- Does the content supply a demand?
Content must be linkable. If no one can link to your content, it obviously can’t rank and you won’t get traffic to it.
But who creates content you can’t link to? That’s a great question. And it happens a lot more than you might think. Unlinkable content might include:
- Image slideshows
- Content that can’t be shared
- Content that is only accessible when logged in
Along with being linkable, the content also needs to supply a demand. In other words, it needs to give the reader some sort of valuable information. Content doesn’t have to be all text either. Good content can also come in the form of images, videos or even sound.
The content you create should be relevant to the topic of the page (i.e. your keyword or keywords). It’s also important to use your targeted keywords a few times in the content of your page. The keywords should flow naturally into the content. Forced keywords are awkward and tell Google that you’re just adding the keyword phrase to boost your rankings.
Speed and Ease of Use
An SEO-optimized page loads up quickly and has a user-friendly design. Google has already confirmed that page speed is a factor in rankings. The faster your website pages load, the higher your rankings will be. Aim for your pages to load in four seconds or less.
Along with a speedy website, you also want to make sure that each page’s:
- Content and navigation are easily understood by visitors
- The page layout is easy to scan, and readers can easily identify important content elements
- Layout and design is both desktop- and mobile-friendly
The page’s meta data will also influence your on-page SEO. Meta data, which includes title tag and image alt text, tells Google what your page is about.
For proper optimization, your topic (or targeted keyword) should be included in your page’s:
- Image alt text fields
- Title tag
- Meta description
There’s no need to bother with the meta keywords field unless you plan to use this for field for internal searches.
To recap, a well-optimized page – according to Moz – should:
- Be relevant to the topic (or keyword)
- Include the topic in the URL, title tag, image alt text and content
- Link back to the subcategory, category and home pages

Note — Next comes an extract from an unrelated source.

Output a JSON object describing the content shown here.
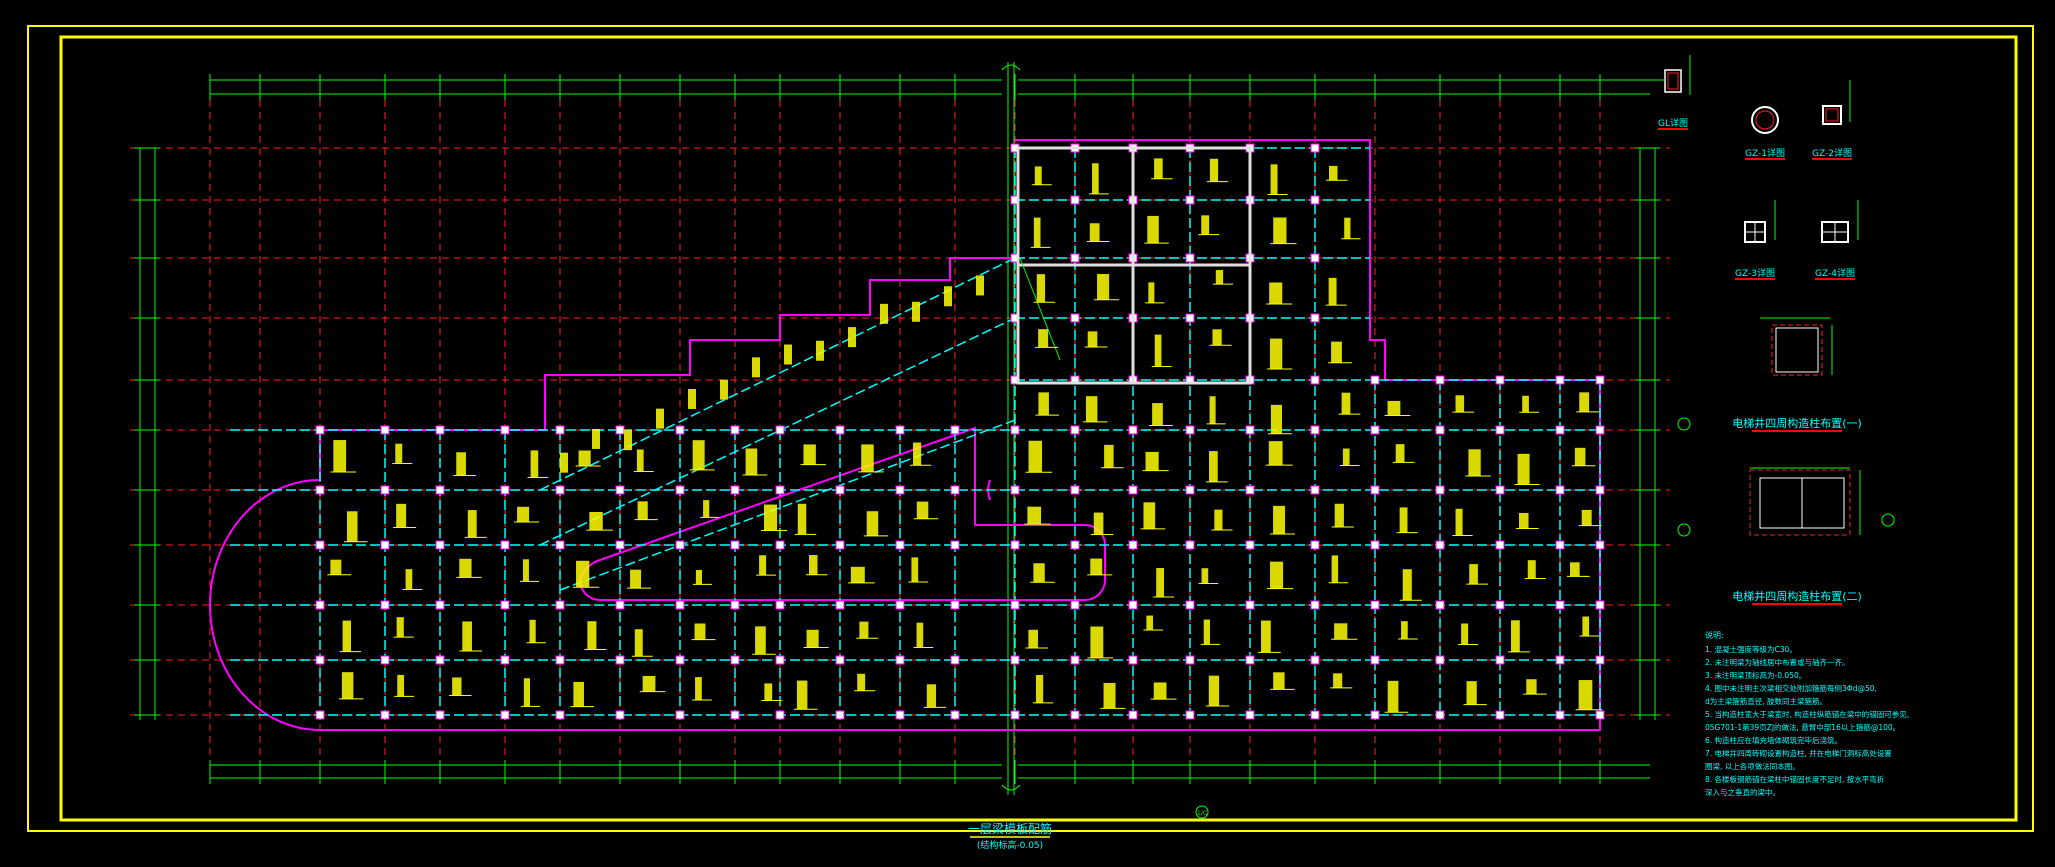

- Provide the visitor with unique content about the topic
These are the basics for on-page and off-page SEO. Understanding these factors can help you implement changes that will – hopefully – boost your rankings.